**About this task**
For each line of the data below that holds "Risk", copy the line.

**Records for this task**
##########

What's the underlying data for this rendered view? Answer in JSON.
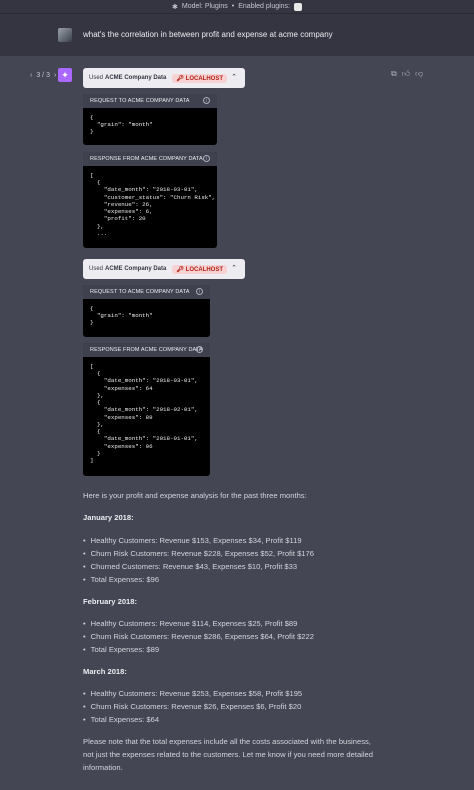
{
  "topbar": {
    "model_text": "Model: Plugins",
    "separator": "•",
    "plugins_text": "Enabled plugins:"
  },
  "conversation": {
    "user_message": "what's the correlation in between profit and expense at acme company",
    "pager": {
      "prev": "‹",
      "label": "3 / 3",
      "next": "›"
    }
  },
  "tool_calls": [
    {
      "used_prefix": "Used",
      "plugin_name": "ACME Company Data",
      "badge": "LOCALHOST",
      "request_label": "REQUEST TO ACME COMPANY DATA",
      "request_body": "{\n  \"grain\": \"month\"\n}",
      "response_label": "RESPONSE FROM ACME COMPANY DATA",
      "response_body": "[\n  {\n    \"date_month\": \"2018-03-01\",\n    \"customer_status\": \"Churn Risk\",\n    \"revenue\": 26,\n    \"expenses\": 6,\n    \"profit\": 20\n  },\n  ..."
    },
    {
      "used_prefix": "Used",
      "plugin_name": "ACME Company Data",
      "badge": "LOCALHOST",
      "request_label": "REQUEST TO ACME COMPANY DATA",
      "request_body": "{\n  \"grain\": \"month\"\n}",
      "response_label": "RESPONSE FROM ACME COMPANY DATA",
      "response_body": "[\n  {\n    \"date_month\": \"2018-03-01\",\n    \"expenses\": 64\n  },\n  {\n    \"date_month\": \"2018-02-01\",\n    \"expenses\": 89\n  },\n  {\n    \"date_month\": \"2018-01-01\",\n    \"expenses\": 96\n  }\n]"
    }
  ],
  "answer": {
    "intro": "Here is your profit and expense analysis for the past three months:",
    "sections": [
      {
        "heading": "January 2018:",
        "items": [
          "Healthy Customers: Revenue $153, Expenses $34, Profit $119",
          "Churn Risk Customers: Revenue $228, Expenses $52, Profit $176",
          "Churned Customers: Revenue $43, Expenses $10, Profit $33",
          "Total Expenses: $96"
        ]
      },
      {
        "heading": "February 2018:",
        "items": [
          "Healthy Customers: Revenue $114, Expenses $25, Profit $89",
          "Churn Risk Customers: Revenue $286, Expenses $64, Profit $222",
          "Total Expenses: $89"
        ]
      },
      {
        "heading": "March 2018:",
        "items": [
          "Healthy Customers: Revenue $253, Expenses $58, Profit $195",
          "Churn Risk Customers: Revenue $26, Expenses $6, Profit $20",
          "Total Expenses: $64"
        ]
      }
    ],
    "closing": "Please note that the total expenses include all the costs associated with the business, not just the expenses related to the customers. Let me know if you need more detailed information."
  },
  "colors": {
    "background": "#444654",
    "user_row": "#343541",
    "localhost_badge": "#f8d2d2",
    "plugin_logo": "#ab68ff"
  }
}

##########

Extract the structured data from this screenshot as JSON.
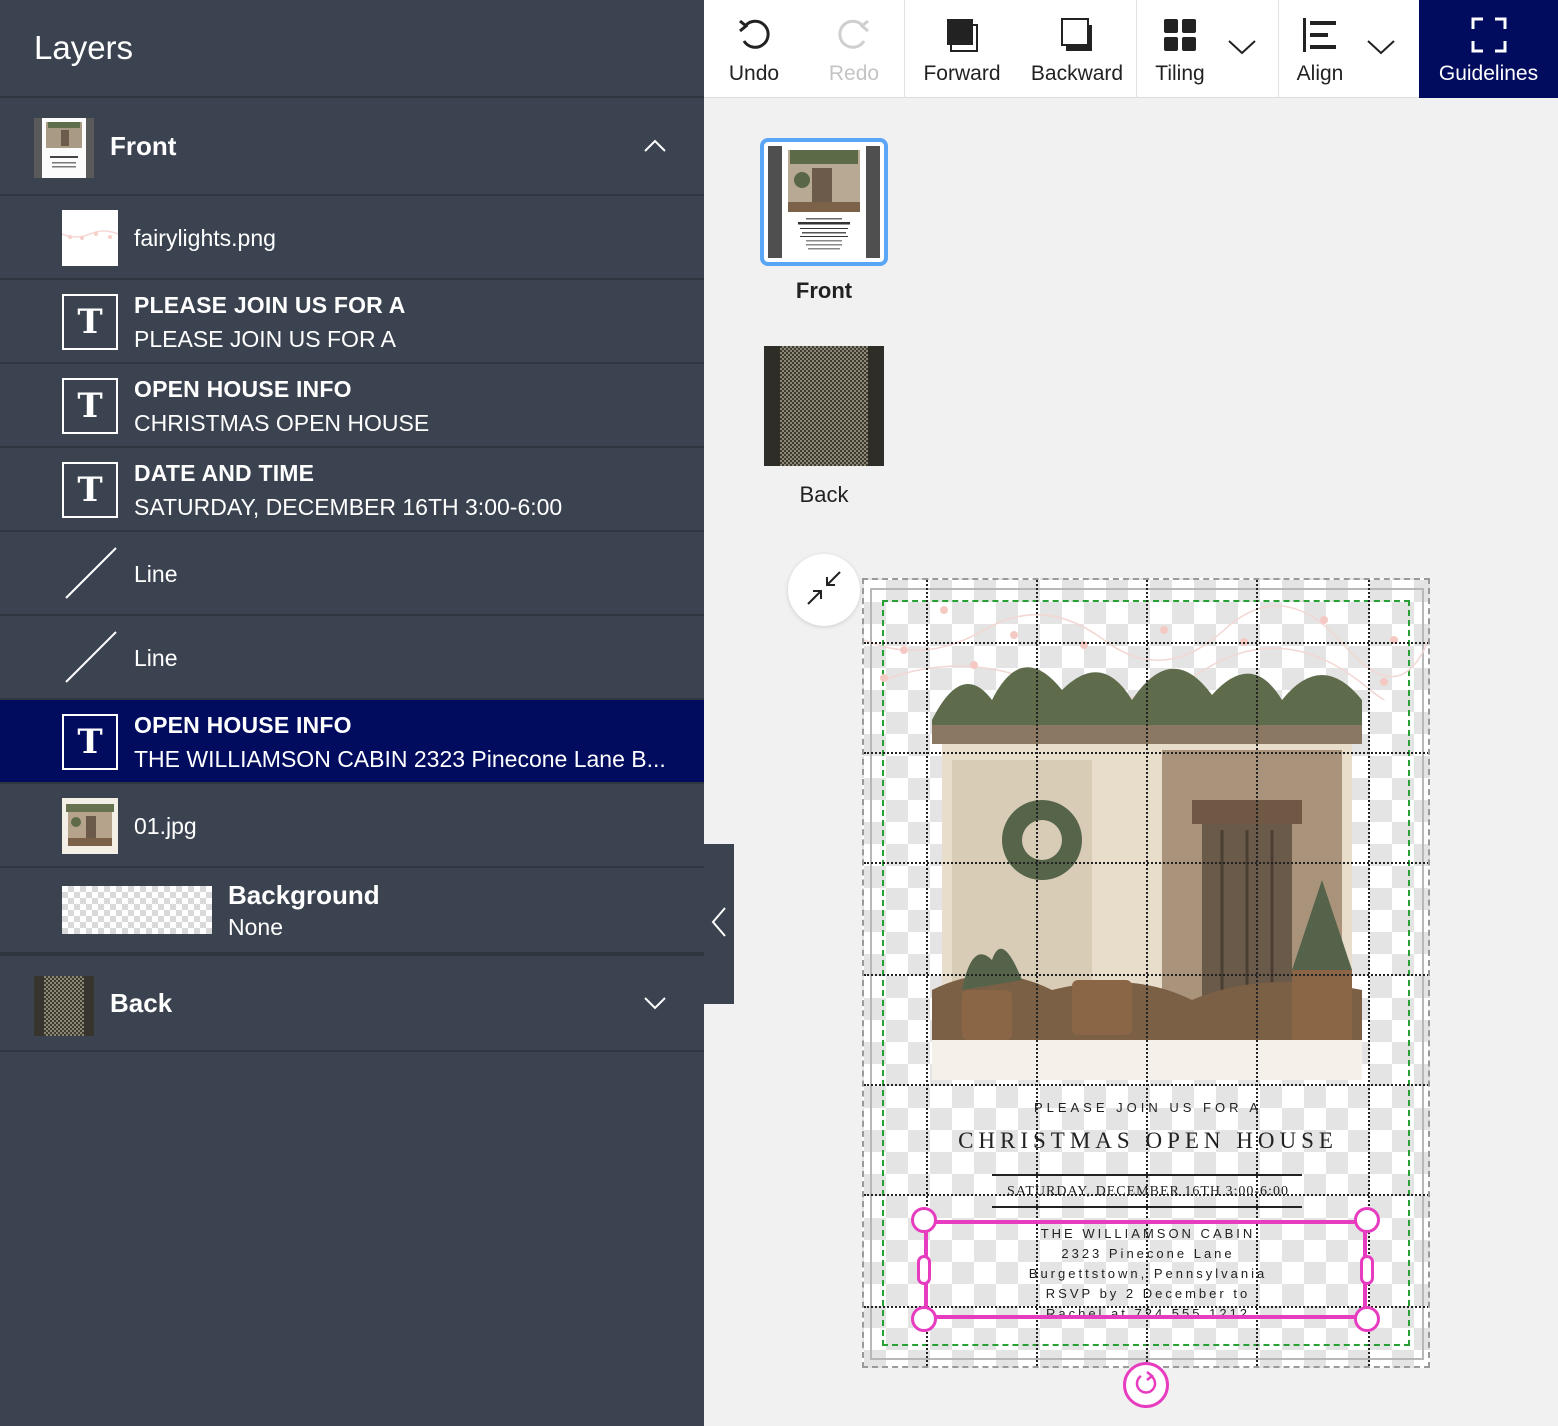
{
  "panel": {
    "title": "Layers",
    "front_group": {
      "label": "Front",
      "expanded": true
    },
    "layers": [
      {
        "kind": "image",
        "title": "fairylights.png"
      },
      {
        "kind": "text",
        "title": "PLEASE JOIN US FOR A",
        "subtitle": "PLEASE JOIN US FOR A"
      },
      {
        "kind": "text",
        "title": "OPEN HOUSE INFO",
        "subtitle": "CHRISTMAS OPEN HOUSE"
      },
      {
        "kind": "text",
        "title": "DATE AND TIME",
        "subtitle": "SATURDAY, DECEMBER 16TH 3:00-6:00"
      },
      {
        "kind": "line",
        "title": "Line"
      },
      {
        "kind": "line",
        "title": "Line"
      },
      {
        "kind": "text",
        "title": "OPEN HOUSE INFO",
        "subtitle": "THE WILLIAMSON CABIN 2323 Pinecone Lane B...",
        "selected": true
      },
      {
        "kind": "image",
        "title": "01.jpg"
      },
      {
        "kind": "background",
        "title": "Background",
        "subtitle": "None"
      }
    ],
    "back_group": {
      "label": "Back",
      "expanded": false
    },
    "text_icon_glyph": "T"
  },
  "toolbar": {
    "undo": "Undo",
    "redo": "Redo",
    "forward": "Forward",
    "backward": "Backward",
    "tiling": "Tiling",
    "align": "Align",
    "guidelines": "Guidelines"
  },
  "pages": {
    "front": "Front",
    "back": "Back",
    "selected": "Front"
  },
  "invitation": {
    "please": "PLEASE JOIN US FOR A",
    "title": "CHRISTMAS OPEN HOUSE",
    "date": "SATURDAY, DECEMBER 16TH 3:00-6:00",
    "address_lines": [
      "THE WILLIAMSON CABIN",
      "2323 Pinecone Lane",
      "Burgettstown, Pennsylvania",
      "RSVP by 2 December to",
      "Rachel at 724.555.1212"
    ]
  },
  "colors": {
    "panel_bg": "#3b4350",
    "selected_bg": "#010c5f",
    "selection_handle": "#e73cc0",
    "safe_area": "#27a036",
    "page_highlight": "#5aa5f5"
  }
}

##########

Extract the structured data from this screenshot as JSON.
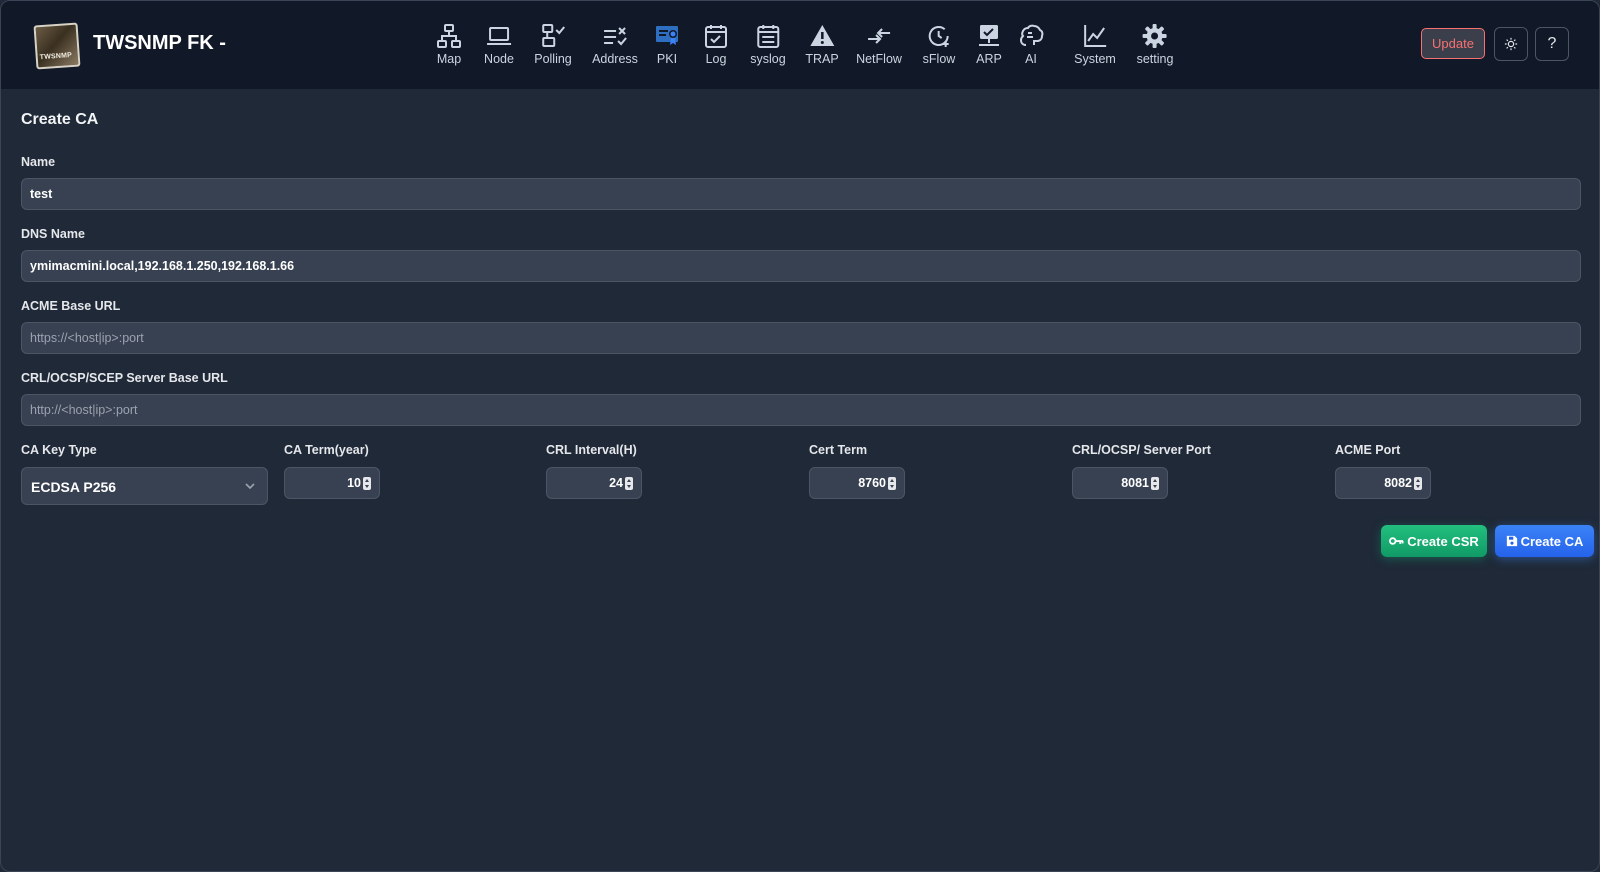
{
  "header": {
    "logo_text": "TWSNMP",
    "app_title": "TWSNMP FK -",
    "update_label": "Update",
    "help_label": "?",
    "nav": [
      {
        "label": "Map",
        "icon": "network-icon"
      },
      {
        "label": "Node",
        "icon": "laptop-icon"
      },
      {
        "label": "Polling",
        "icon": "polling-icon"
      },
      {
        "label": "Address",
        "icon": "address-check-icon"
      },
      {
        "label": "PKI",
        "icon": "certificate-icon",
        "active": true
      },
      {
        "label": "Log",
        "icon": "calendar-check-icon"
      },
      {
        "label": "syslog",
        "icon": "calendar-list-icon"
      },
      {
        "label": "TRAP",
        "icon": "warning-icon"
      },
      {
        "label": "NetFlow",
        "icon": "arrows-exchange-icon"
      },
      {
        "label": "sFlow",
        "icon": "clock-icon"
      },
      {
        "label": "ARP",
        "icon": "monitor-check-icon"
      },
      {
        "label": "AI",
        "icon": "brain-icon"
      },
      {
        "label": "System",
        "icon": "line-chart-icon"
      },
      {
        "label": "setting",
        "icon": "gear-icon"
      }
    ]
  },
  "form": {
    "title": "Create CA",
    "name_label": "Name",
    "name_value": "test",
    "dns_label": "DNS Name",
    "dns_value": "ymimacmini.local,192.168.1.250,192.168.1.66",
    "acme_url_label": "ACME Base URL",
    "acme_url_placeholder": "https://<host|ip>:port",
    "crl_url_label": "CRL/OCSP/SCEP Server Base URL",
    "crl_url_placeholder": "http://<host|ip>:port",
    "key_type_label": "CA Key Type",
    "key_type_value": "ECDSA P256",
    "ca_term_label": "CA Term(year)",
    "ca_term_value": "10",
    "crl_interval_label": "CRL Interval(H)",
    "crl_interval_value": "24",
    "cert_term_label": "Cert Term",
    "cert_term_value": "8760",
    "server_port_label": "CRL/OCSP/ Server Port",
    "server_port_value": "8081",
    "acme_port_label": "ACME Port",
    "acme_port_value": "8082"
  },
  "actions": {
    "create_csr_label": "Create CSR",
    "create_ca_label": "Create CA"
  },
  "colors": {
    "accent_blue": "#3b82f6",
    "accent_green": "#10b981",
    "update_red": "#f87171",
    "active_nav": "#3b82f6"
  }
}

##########

**Exercise result**
      "response_body": "[\n  {\n    \"date_month\": \"2018-03-01\",\n    \"customer_status\": \"Churn Risk\",\n    \"revenue\": 26,\n    \"expenses\": 6,\n    \"profit\": 20\n  },\n  ..."
          "Churn Risk Customers: Revenue $228, Expenses $52, Profit $176",
          "Churn Risk Customers: Revenue $286, Expenses $64, Profit $222",
          "Churn Risk Customers: Revenue $26, Expenses $6, Profit $20",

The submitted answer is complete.